A mixture of notated and improvised sections, like everything else the duo plays, it begins with Parkers nearly patented circular breathing reconstructing itself as the sound of a flock of chirping feathered creatures, filling the sky with different melodies and tones. Squeals and strums then arise from Guys bass as he rubs, picks and forcefully pulls at the four strings. His constant arco motion melds with cheeping, flute-like reed wiggles from Parker, occasionally interrupted for quick dives into the bass clef.
Eventually, as the saxophonist continues to slipslide out of time, producing great gouts of notes, and as the bassman alternately plucks and bows a corresponding number of tones, you feel your head and solar plexus spinning as the two seem to be sucking all the oxygen out of the air. Just as it seems that you cant accept any more soprano saxophone trills and near-the-pegs string bowing, the tempo abates to adagio, with the piece concluding with serene concert bass bowed lines.
Even on the seven studio compositions, the duos command of their respective instruments, and the resulting extended techniques are such that the absence of drums isnt noted. Parker can produce quick, clean squeaks as readily as rolling purrs from his horns and Guy is as apt to create fingerpicking clawhammer banjo notes as abrasive, many-stringed bowed sounds.
As a matter of fact, on the title tune and longest track, the bass seems to morph into a chamber-filling mythical string quartet, though Guys delivery is speedier and more metallic than that mixture of violins, viola and cello would create. Meanwhile, the mid-range trilling sounds from Parkers soprano sax describe a perfect Catherine Wheel of sound. Falling in and out of congruence, as the reedists conveyer belt of sounds appears, Guy breaks up the aural pattern with a series of tiny changes — bowing deep into the bass clef, at one point, sneaking in quick, classical cello-like associations at others, and turning to mandolin-like flat picking elsewhere.
In this partnership of more than 20 years, each instrumentalist can improvise on his own, sometimes together, but often apart as the tune unravels. This relationship and the one with Parker and McPhee are probably the only non-exploitative examples of separate but equal that has existed since the time of Booker T. Washington.
Jointly and singularly, the improvisers featured on these three discs reconfirm that musical elasticity can be built into even as simple a structure as a duo.

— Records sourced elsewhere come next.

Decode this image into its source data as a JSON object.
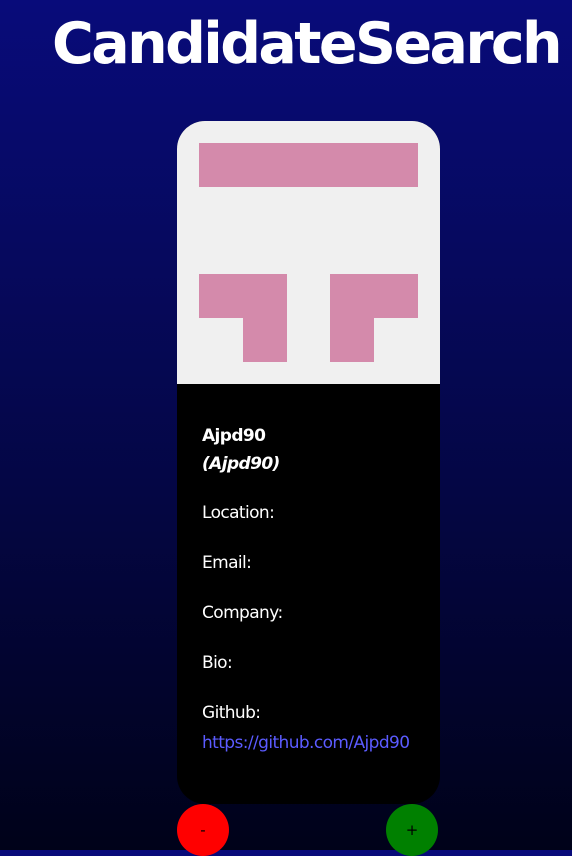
{
  "header": {
    "title": "CandidateSearch"
  },
  "candidate": {
    "name": "Ajpd90",
    "username": "(Ajpd90)",
    "location_label": "Location:",
    "location_value": "",
    "email_label": "Email:",
    "email_value": "",
    "company_label": "Company:",
    "company_value": "",
    "bio_label": "Bio:",
    "bio_value": "",
    "github_label": "Github:",
    "github_url": "https://github.com/Ajpd90",
    "avatar": {
      "type": "identicon",
      "foreground_color": "#d48aab",
      "background_color": "#f0f0f0"
    }
  },
  "actions": {
    "reject_label": "-",
    "accept_label": "+",
    "reject_color": "#ff0000",
    "accept_color": "#008000"
  }
}
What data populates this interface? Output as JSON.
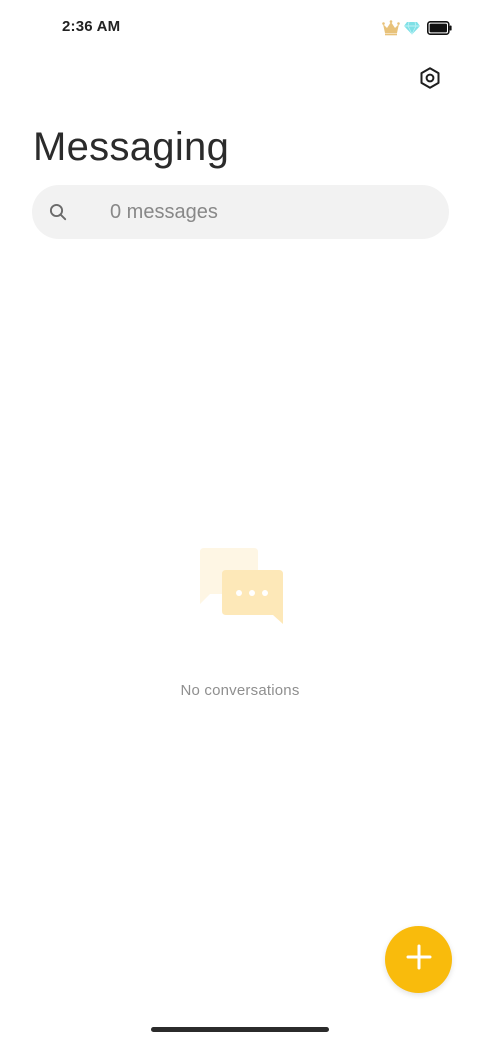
{
  "status_bar": {
    "time": "2:36 AM",
    "icons": [
      "crown-icon",
      "diamond-icon",
      "battery-icon"
    ]
  },
  "header": {
    "title": "Messaging",
    "settings_icon": "settings-hexagon-icon"
  },
  "search": {
    "placeholder": "0 messages",
    "value": "",
    "icon": "search-icon"
  },
  "empty_state": {
    "icon": "chat-bubbles-icon",
    "text": "No conversations"
  },
  "fab": {
    "icon": "plus-icon"
  },
  "colors": {
    "accent": "#f9bb0c",
    "illustration_back": "#fef6e4",
    "illustration_front": "#fde8b8",
    "search_bg": "#f2f2f2",
    "text_primary": "#2b2b2b",
    "text_secondary": "#8f8f8f"
  }
}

— Ken Waxman
Track Listing: Chicago: 1. Duet 2 2. Duet 3 3. Duet 4 4. Duet 5 5. Duet 6 6. Duet 7 7. Duet 9 8. Duet 8 9. Duet 11 10. Duet 12 11. Duet 13
Personnel: Chicago: Evan Parker and Joe McPhee (tenor saxophones)

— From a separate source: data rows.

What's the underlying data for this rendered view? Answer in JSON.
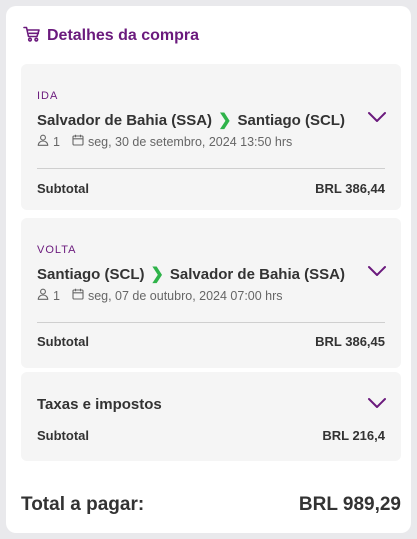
{
  "header": {
    "title": "Detalhes da compra",
    "icon": "shopping-cart-icon"
  },
  "colors": {
    "accent": "#6b1a7d",
    "arrow": "#2fb34a",
    "card_bg": "#f5f5f5"
  },
  "legs": [
    {
      "label": "IDA",
      "origin": "Salvador de Bahia (SSA)",
      "destination": "Santiago (SCL)",
      "passengers": "1",
      "date": "seg, 30 de setembro, 2024 13:50 hrs",
      "subtotal_label": "Subtotal",
      "subtotal_value": "BRL 386,44"
    },
    {
      "label": "VOLTA",
      "origin": "Santiago (SCL)",
      "destination": "Salvador de Bahia (SSA)",
      "passengers": "1",
      "date": "seg, 07 de outubro, 2024 07:00 hrs",
      "subtotal_label": "Subtotal",
      "subtotal_value": "BRL 386,45"
    }
  ],
  "taxes": {
    "label": "Taxas e impostos",
    "subtotal_label": "Subtotal",
    "subtotal_value": "BRL 216,4"
  },
  "total": {
    "label": "Total a pagar:",
    "value": "BRL 989,29"
  }
}
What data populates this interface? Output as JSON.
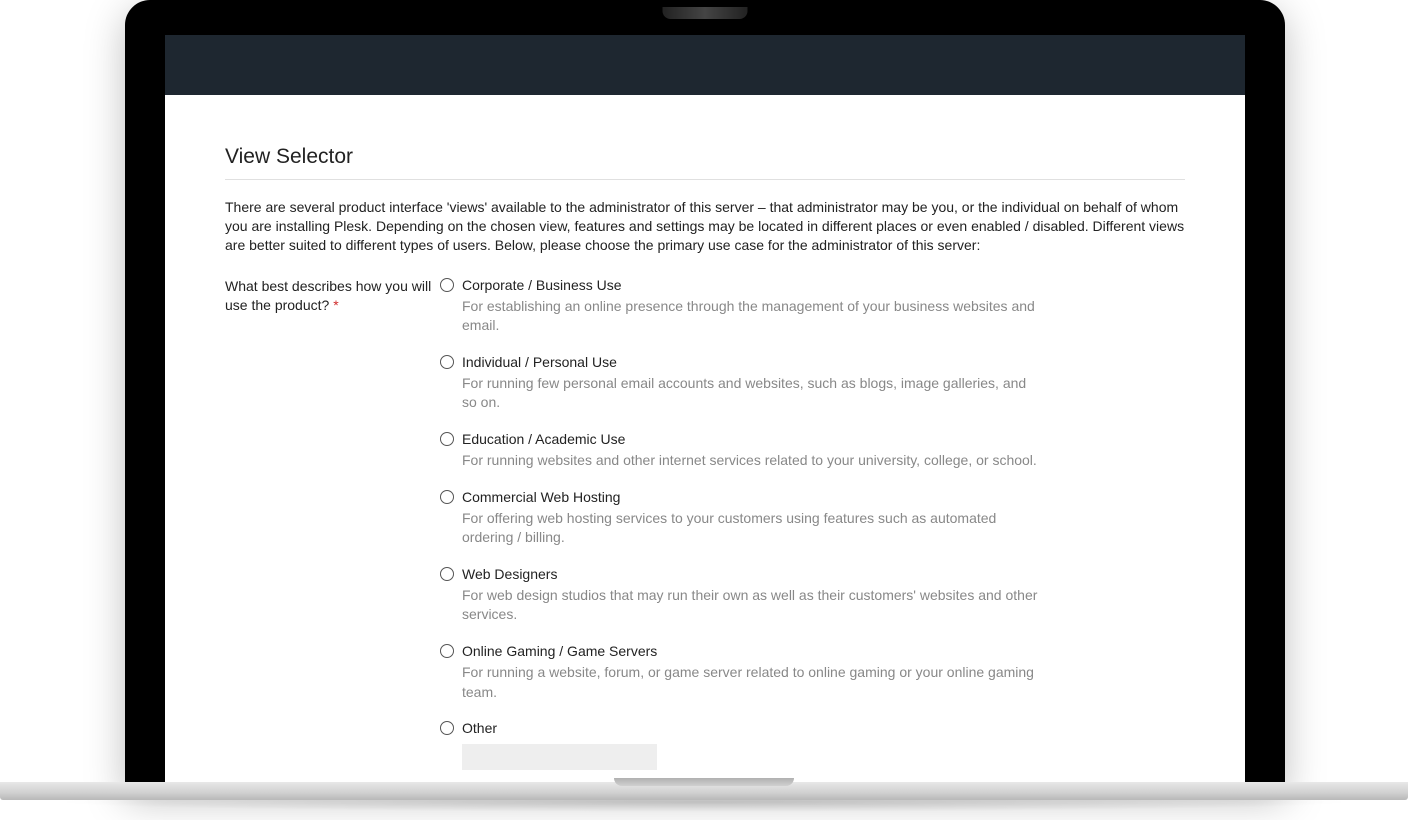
{
  "page": {
    "title": "View Selector",
    "intro": "There are several product interface 'views' available to the administrator of this server – that administrator may be you, or the individual on behalf of whom you are installing Plesk. Depending on the chosen view, features and settings may be located in different places or even enabled / disabled. Different views are better suited to different types of users. Below, please choose the primary use case for the administrator of this server:"
  },
  "form": {
    "question_label": "What best describes how you will use the product?",
    "required_mark": "*"
  },
  "options": [
    {
      "label": "Corporate / Business Use",
      "description": "For establishing an online presence through the management of your business websites and email."
    },
    {
      "label": "Individual / Personal Use",
      "description": "For running few personal email accounts and websites, such as blogs, image galleries, and so on."
    },
    {
      "label": "Education / Academic Use",
      "description": "For running websites and other internet services related to your university, college, or school."
    },
    {
      "label": "Commercial Web Hosting",
      "description": "For offering web hosting services to your customers using features such as automated ordering / billing."
    },
    {
      "label": "Web Designers",
      "description": "For web design studios that may run their own as well as their customers' websites and other services."
    },
    {
      "label": "Online Gaming / Game Servers",
      "description": "For running a website, forum, or game server related to online gaming or your online gaming team."
    },
    {
      "label": "Other",
      "description": ""
    }
  ]
}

Track Listing: Birds: CD 1: Studio 1. Alar 2. Swordplay 3. Cut and thrust 4. Froissement 5. Coulé 6. Barrage 7. Birds and blades CD 2: Live 1. Angulation 2. Circling 3. Point in line 4. Lunge

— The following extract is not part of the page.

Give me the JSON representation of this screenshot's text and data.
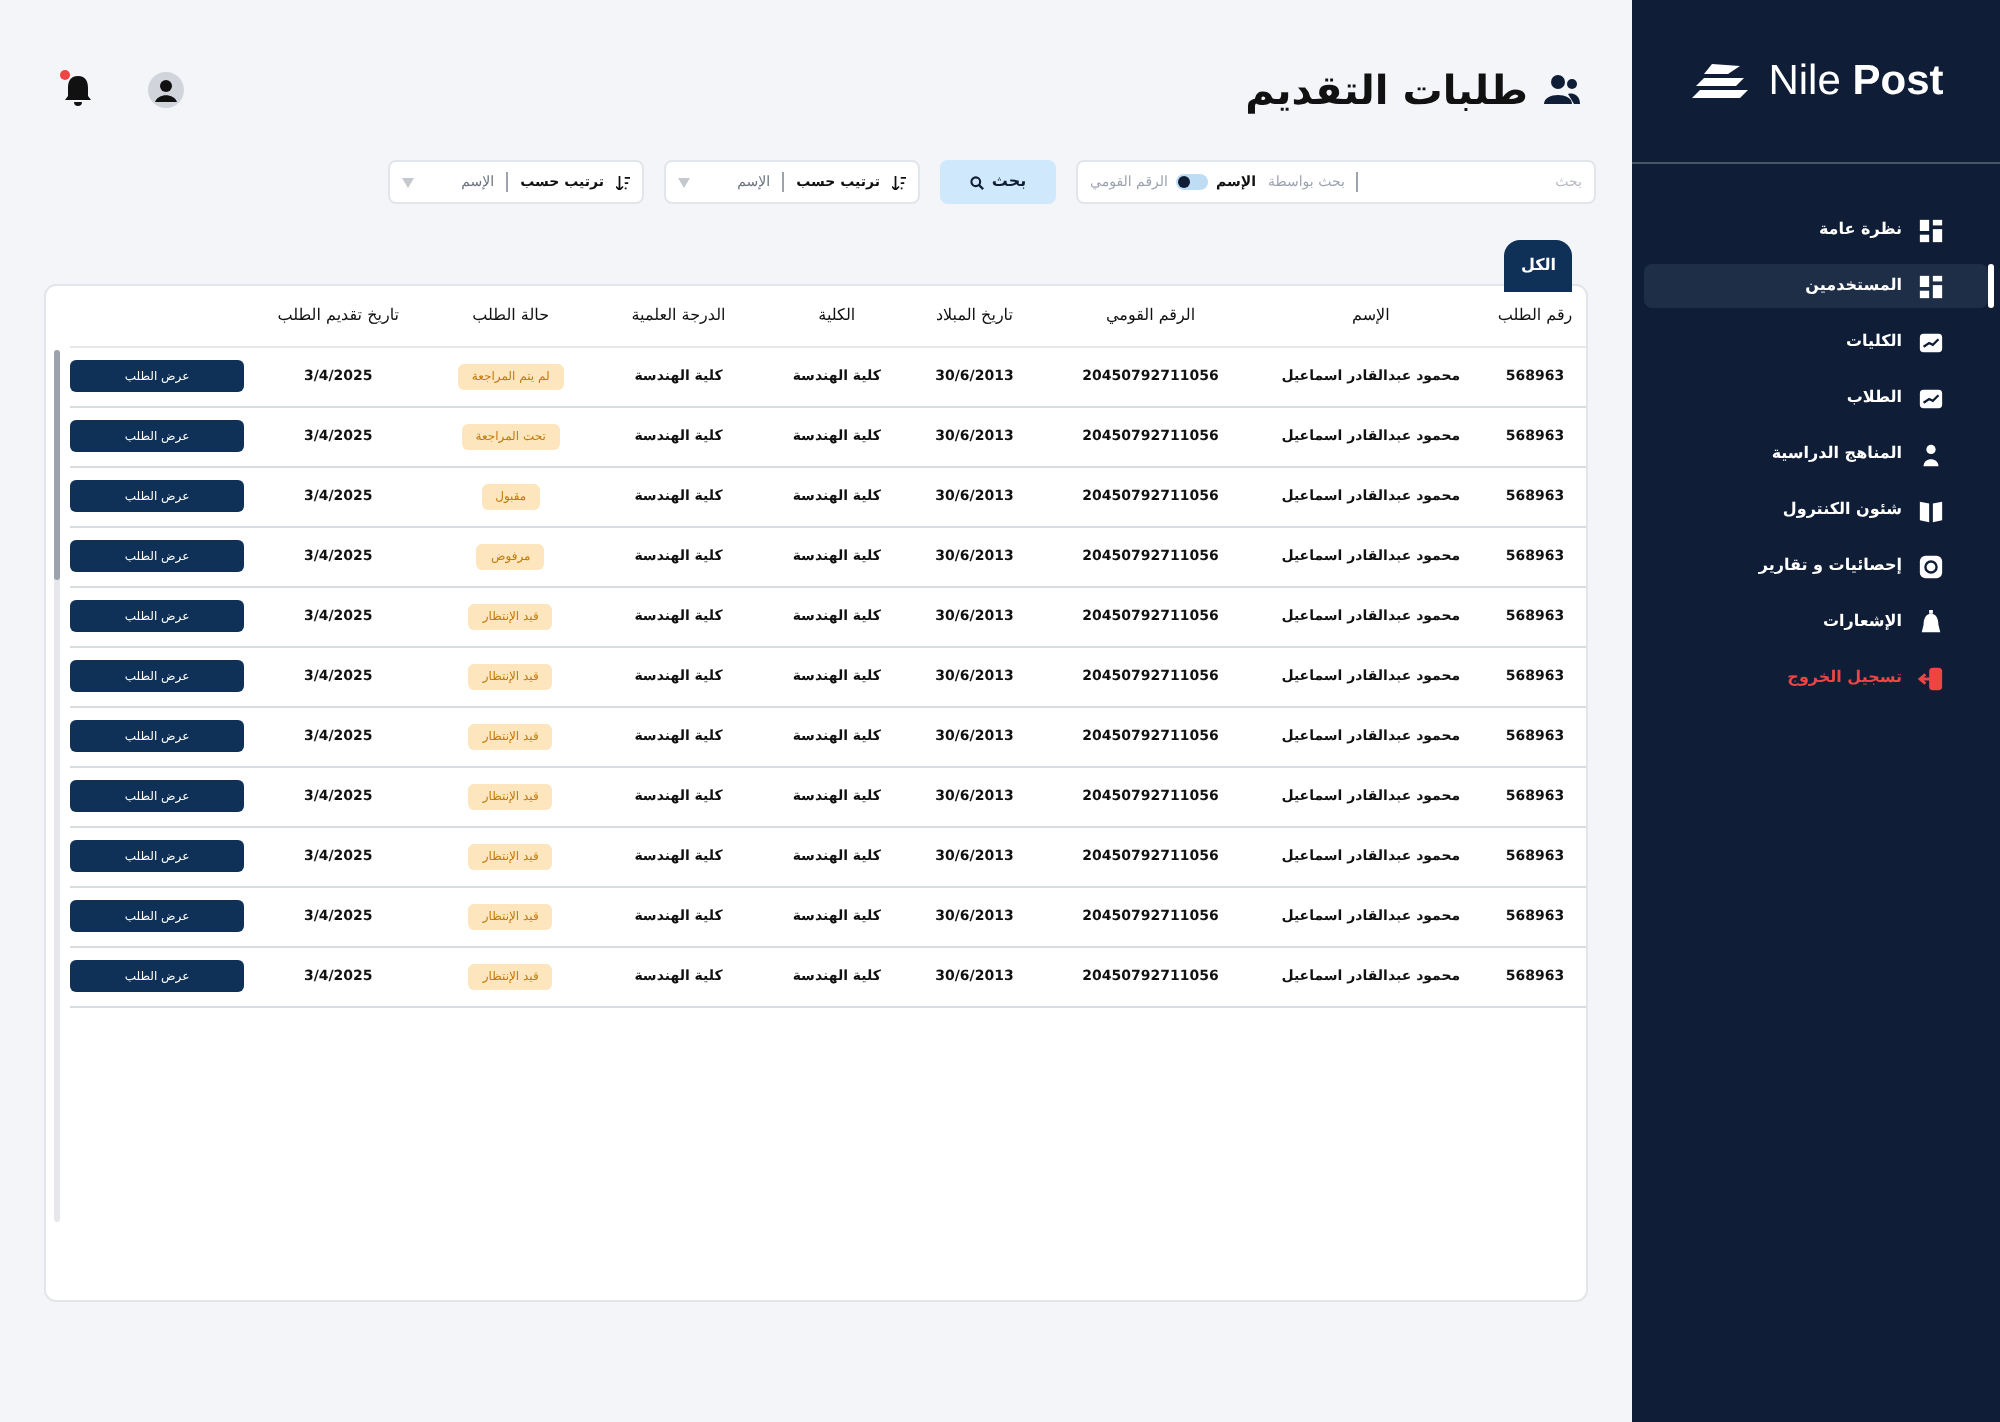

Personnel: Birds: Evan Parker (soprano and tenor saxophones); Barry Guy (bass)